Warning: This post is going to generate a debate in the comments that will likely be upsetting. Don’t wander into them if you can’t tolerate strong opinions. That said, free speech and passionate debate is a cornerstone of the world the terrorists want to destroy and I am proud of the fact that it happens here daily.
I’ve held back on commenting on the horrible events in Paris last friday night, thinking that I don’t have much to add to the discussion. But as horrible as that night was, the knee jerk reactions that are now coming out of the mouths of supposedly rational people are even more horrible. As my partner Albert asserted this past weekend,
Turning against Muslims or against refugees is a terrible response as it only confirms the apocalyptic ideology of the attackers
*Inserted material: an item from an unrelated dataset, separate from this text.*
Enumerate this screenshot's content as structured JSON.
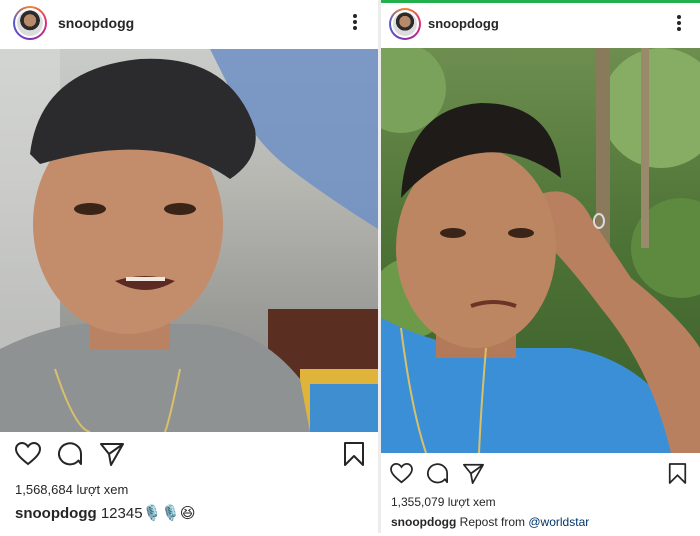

The knee jerk reactions of politicians and governments to terror attacks over the past twenty years have not helped the situation and have likely fed necessary energy into the jihad movement. I am not a student of martial arts, but I do understand the principal of using your opponent’s energy against them. I believe the terrorists are doing a wonderful job of turning the energy of the free world against us. And we have to stop letting them do that.
So what should we do instead? Drink champagne. Go to a football match or a Knicks game. Sit at a cafe and have an espresso. Go see live music or perform live music. Have sex with someone you love no matter what their gender is.
And what should governments do? I am with Albert that we should continue use our considerable investment in data science to infiltrate and understand these terror networks. I want to print something he wrote in that post over the weekend because I agree with it completely and can’t say it any better:
But I am staunchly for collective intelligence. Collective intelligence in this case against terrorism, but also more broadly against crime and most importantly as a basis for improving education and healthcare. I cannot see how society could avail itself of the benefits of collective intelligence in any form of government other than a transparent democracy. And conversely it makes no sense for democracy to deny itself those benefits.
Insisting on privacy because we fear our own governments will continue to pit citizens against secrecy-seeking governments in a spy versus spy society. Many will protest that we are already there. Maybe so, but why double down on a mistake? Snowden’s revelations have given us a unique opportunity to start over. I would pardon Snowden on those grounds alone.
Governments can and should tell their citizens what information they are collecting and how they are using that information. And companies should disclose which of these programs they participate in. Any and all such programs should have oversight by elected politicians and transparent reporting on their scope and effectiveness.
As for the potential for collective intelligence to help, we see it all around us on the Internet. From the uncannily accurate do you know so-and-so suggestions on Facebook and LinkedIn to the related products on Amazon. I can also observe the effectiveness of collective intelligence from behind the scenes in many of our investments and in particular with Sift Science which does fraud detection. Combining a lot of data really does work.
Democracy, human rights and progress through critical dialog and collective intelligence. We need all of those more than ever.
That’s what I think we should be doing. I do not think we should be demonizing religions and people seeking refuge. Demonizing is the behavior the terrorists want to see from us. We should not let them have that victory.